Where a line contains the word "caption", copy that line from the records below.

[Data for this task — start]

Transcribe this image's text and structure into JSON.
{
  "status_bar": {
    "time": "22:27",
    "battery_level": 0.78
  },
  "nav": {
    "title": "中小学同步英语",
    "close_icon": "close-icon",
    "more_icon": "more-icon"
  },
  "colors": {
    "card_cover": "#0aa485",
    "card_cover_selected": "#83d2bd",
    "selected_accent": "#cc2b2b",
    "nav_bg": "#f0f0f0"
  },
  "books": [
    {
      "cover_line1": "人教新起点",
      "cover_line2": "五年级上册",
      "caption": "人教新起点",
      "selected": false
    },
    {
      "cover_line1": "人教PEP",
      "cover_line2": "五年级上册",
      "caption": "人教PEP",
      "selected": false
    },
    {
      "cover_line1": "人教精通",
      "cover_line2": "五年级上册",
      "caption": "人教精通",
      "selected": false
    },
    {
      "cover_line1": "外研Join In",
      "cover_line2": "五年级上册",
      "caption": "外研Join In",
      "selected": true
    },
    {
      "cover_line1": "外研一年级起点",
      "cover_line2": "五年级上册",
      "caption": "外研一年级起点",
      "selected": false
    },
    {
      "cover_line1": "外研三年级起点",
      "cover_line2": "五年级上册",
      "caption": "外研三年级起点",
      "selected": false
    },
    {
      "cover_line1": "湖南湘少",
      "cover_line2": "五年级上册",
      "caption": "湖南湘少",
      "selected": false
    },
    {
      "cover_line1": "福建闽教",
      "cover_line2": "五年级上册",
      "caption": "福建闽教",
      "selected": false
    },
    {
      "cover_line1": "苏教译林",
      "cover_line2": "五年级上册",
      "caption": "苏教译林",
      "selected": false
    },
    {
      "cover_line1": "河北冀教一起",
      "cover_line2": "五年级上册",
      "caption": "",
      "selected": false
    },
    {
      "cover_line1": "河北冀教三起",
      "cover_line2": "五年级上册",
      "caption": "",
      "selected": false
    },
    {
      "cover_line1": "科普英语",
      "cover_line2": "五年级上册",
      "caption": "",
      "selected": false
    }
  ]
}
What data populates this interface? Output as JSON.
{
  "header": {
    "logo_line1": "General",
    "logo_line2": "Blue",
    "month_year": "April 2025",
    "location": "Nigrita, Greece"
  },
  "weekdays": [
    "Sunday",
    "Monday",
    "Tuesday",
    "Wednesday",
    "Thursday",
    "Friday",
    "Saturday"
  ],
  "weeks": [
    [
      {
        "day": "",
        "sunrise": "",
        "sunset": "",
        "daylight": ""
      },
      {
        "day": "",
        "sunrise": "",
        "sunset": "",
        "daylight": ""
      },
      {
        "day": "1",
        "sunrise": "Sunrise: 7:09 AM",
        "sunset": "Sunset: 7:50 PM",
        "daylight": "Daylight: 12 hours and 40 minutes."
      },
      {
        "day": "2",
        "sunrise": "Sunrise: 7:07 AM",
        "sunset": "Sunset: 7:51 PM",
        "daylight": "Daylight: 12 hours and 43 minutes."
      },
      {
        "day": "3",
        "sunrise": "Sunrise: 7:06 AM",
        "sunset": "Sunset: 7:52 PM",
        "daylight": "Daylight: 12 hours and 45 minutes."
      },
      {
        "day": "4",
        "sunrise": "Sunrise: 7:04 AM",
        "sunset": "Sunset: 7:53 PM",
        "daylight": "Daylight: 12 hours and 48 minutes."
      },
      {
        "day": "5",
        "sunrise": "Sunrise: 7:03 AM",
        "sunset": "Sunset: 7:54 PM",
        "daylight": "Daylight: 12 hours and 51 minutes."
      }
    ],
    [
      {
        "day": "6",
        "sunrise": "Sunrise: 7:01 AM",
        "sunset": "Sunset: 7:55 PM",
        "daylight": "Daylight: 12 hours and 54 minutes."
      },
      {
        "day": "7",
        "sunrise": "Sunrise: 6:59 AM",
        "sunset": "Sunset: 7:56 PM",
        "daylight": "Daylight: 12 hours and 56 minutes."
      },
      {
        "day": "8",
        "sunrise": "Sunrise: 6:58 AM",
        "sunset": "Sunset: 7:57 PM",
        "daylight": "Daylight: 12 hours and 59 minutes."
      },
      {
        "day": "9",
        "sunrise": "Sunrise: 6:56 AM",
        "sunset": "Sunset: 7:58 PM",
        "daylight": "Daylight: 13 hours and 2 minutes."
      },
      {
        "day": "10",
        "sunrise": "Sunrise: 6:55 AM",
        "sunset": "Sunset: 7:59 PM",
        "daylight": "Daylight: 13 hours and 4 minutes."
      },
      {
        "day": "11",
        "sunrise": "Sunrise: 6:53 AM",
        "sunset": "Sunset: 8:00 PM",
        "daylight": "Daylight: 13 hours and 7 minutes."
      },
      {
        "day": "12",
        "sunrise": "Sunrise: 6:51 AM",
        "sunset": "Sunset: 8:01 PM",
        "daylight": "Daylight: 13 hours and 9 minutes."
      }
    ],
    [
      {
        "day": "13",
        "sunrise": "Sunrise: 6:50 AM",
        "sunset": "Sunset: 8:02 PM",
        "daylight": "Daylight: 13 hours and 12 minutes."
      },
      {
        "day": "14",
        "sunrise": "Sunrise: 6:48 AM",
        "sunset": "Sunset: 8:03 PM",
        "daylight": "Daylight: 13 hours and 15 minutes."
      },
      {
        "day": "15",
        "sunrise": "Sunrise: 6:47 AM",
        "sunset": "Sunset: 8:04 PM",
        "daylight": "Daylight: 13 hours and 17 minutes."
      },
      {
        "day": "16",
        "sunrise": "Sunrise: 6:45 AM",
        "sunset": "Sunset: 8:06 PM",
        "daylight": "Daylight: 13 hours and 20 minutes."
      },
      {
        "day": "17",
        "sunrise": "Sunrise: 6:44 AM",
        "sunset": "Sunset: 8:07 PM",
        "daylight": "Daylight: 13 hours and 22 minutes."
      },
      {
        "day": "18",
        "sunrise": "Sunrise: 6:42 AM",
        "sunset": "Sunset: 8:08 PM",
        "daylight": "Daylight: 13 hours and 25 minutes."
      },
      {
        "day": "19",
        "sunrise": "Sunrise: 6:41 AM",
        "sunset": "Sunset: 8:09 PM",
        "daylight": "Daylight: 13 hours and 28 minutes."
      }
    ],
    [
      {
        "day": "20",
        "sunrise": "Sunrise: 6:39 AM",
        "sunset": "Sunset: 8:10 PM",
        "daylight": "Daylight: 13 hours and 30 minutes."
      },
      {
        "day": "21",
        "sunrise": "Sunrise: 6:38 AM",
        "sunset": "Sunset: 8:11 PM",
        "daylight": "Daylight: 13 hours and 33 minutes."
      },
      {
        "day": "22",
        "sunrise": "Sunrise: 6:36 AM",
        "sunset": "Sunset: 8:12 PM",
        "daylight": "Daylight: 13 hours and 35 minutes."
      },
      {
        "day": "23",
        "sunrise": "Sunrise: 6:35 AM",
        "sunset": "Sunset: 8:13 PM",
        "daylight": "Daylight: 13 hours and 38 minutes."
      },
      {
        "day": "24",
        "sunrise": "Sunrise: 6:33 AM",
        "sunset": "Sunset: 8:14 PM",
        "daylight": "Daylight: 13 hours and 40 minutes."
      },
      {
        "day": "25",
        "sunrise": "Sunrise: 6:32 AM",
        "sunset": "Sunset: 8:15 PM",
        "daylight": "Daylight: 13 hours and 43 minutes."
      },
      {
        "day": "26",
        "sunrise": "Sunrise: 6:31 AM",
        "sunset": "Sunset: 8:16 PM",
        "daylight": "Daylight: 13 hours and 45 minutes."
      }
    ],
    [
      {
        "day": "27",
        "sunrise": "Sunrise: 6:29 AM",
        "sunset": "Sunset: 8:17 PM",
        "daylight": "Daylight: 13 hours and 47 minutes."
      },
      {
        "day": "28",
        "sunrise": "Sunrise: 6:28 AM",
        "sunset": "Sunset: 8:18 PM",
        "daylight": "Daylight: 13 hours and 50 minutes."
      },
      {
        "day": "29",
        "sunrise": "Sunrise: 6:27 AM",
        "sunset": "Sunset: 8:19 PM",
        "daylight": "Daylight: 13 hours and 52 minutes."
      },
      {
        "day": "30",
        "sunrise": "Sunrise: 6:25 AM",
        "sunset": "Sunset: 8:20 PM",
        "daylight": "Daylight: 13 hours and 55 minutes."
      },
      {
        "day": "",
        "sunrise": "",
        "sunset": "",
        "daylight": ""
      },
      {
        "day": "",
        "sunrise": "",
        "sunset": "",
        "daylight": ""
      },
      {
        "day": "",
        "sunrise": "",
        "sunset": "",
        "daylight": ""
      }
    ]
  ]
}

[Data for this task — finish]

* **Exercise answer**
      "caption": "人教新起点",
      "caption": "人教PEP",
      "caption": "人教精通",
      "caption": "外研Join In",
      "caption": "外研一年级起点",
      "caption": "外研三年级起点",
      "caption": "湖南湘少",
      "caption": "福建闽教",
      "caption": "苏教译林",
      "caption": "",
      "caption": "",
      "caption": "",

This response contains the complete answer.